# Exercise
Retype the records below exactly as they stand, omitting the pictures.

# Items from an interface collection
=======

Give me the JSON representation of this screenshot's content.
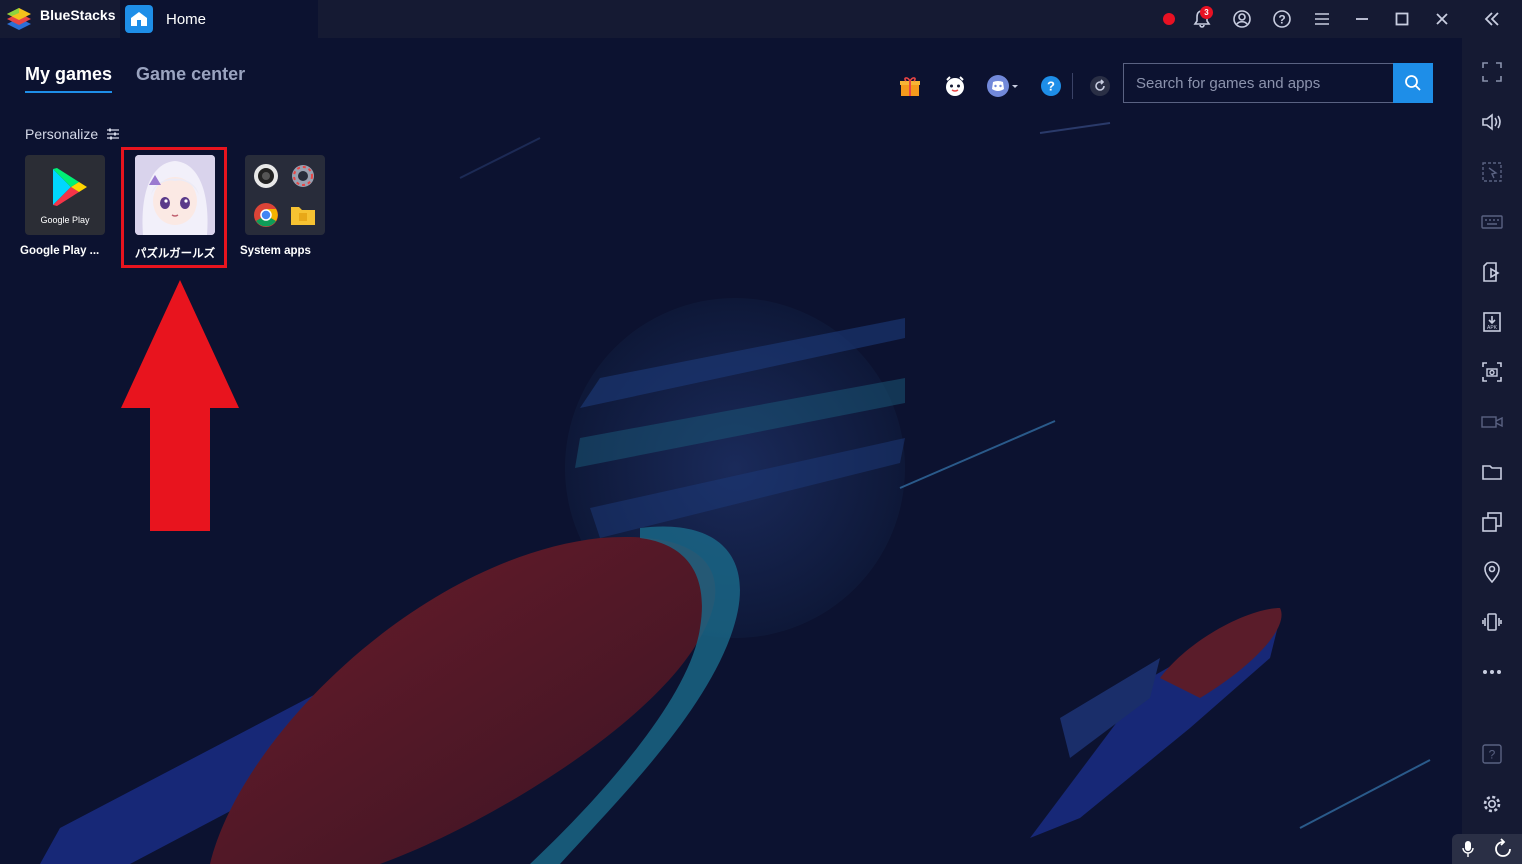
{
  "app": {
    "name": "BlueStacks"
  },
  "tab": {
    "label": "Home"
  },
  "titlebar": {
    "notification_count": "3"
  },
  "nav": {
    "my_games": "My games",
    "game_center": "Game center"
  },
  "search": {
    "placeholder": "Search for games and apps"
  },
  "personalize": {
    "label": "Personalize"
  },
  "games": [
    {
      "label": "Google Play ...",
      "icon_text": "Google Play"
    },
    {
      "label": "パズルガールズ"
    },
    {
      "label": "System apps"
    }
  ],
  "colors": {
    "accent": "#1e8ee8",
    "highlight": "#e8141e",
    "background": "#0c1230",
    "titlebar": "#151a33"
  }
}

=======

# Completed task
Give me the JSON representation of this screenshot's content.
{
  "app": {
    "name": "BlueStacks"
  },
  "tab": {
    "label": "Home"
  },
  "titlebar": {
    "notification_count": "3"
  },
  "nav": {
    "my_games": "My games",
    "game_center": "Game center"
  },
  "search": {
    "placeholder": "Search for games and apps"
  },
  "personalize": {
    "label": "Personalize"
  },
  "games": [
    {
      "label": "Google Play ...",
      "icon_text": "Google Play"
    },
    {
      "label": "パズルガールズ"
    },
    {
      "label": "System apps"
    }
  ],
  "colors": {
    "accent": "#1e8ee8",
    "highlight": "#e8141e",
    "background": "#0c1230",
    "titlebar": "#151a33"
  }
}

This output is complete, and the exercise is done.